Cheques (or checks if you are American) are NOT a common form of payment in Australia. Many places will not accept cheques, while others will require significant ID and / or charge a surcharge to process them.

Attempting to pay with a cheque at the supermarket will earn you some very strange looks!

Tipping

Unlike North America, tips are not required as a supplement to the staff wage; service industry staff are generally much better paid than they are overseas. Most Australians will only tip for good service; adequate or substandard service does not, and should not receive a tip.

It is conventional to tip 10%+ in restaurants and to leave small change on the bar for the bar staff. Rounding taxi fares up is common as (mirabilis) is taxi drivers rounding fares down.

Health and Safety

Australia has a nationalised health care system. Any person will be able to receive excellent quality emergency care without being asked for insurance details beforehand. Foreigners who are not from a country with reciprocal medical arrangements will still be charged for the services, so get travel insurance to be on the safe side!

Emergency Numbers

  • '000' is the nationwide Emergency phone number for Fire, Police or Ambulance services. It is for immediate emergencies only.
  • Mobile phones can dial 112 if for some reason you are unable to connect with 000.
  • Non critical situations(e.g. break and enter) should be rung through on the Police Attendance Line - 131 444.

Medical Centres

Medical centres are at every commercially operated resort in Australia. Australian medical standards are amongst the highest in the world and resort medical centres are no exception. Given the distance of the resorts from major hospitals it is still advisable to be insured for ambulance and air ambulance (helicopter) transport.

Natural Disasters

Australia is a hostile place for people to live. Australia is known for the bushfires that often rage the scorched earth, and cyclones that can scour the top half of the countries coastline.

Droughts in Australia are common, so it is important to conserve water by limiting waste.

Crime

Crime exists everywhere, Australia is no exception. Even though many Australians are fair and honest, their are some members of the public who are ready to act out a crime such as mugging, pick pocketing and breaking into unlocked areas such as houses and cars. So don't leave the car or house unlocked unattended. It is also recommenced that you make sure that valuable items are hidden from view to deter potential thieves from breaking in. Overall, Australia is regarded as a safe place.

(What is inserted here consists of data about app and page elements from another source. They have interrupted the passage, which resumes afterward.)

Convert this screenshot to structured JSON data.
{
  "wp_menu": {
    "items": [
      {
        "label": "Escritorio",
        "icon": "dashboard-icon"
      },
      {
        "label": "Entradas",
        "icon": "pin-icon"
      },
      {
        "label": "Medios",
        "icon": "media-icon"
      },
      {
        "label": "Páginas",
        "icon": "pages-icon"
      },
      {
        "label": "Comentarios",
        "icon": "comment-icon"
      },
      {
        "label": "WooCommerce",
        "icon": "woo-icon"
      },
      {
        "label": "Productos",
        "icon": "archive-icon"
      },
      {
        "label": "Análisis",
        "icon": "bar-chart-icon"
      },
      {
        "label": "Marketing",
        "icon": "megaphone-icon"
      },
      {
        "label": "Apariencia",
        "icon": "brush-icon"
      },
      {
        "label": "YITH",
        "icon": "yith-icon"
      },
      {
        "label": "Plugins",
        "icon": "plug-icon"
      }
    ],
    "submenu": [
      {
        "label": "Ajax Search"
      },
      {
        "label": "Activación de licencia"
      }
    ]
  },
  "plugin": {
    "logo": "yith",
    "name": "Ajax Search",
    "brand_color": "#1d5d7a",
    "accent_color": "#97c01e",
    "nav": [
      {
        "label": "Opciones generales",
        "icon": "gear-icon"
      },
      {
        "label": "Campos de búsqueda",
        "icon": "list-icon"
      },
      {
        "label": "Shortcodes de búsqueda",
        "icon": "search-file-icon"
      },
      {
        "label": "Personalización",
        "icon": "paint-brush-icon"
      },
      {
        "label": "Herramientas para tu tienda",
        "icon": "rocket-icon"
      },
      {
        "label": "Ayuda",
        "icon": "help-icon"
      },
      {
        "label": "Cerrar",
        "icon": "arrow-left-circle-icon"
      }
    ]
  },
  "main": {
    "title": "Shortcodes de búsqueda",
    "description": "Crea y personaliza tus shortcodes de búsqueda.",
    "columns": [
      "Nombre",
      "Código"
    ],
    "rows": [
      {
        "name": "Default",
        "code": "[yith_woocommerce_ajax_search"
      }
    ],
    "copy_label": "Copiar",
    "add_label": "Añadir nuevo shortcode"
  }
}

Employment

Australian snowfields offer seasonal employment opportunities for a wide range of positions from instructors to hospitality. Find out more about Australian alpine jobs.

Trail Maps

Australian Ski Resort Maps

Resources

Australian Ski Areas Association

Subcategories

This category has the following 2 subcategories, out of 2 total.